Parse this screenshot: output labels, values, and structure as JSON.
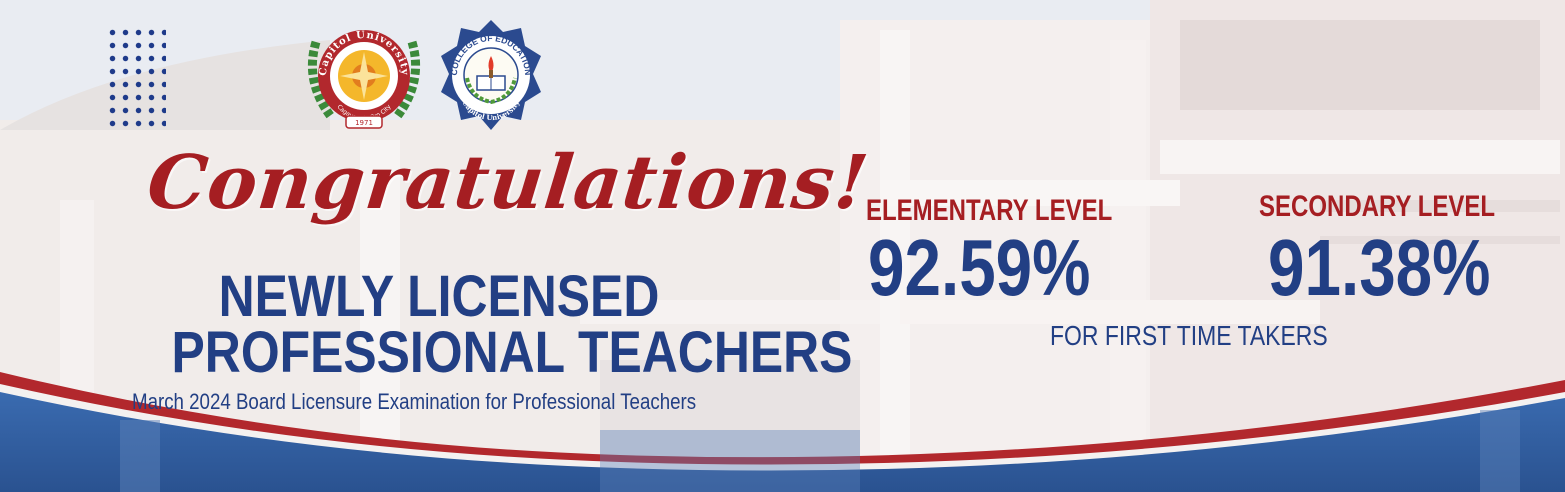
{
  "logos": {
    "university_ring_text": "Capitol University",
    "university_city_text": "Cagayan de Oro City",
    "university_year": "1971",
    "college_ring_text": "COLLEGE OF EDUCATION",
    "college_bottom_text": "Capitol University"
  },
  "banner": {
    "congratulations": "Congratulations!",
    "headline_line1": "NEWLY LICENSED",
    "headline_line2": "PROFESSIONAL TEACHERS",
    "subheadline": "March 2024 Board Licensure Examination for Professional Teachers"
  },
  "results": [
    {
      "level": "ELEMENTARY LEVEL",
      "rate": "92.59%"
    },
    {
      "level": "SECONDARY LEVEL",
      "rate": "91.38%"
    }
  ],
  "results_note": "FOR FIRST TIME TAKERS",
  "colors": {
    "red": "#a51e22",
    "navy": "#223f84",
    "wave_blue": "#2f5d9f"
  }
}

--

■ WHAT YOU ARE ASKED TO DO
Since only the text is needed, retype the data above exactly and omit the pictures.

■ EXERCISE ANSWER
Parse this screenshot: output labels, values, and structure as JSON.
{
  "logos": {
    "university_ring_text": "Capitol University",
    "university_city_text": "Cagayan de Oro City",
    "university_year": "1971",
    "college_ring_text": "COLLEGE OF EDUCATION",
    "college_bottom_text": "Capitol University"
  },
  "banner": {
    "congratulations": "Congratulations!",
    "headline_line1": "NEWLY LICENSED",
    "headline_line2": "PROFESSIONAL TEACHERS",
    "subheadline": "March 2024 Board Licensure Examination for Professional Teachers"
  },
  "results": [
    {
      "level": "ELEMENTARY LEVEL",
      "rate": "92.59%"
    },
    {
      "level": "SECONDARY LEVEL",
      "rate": "91.38%"
    }
  ],
  "results_note": "FOR FIRST TIME TAKERS",
  "colors": {
    "red": "#a51e22",
    "navy": "#223f84",
    "wave_blue": "#2f5d9f"
  }
}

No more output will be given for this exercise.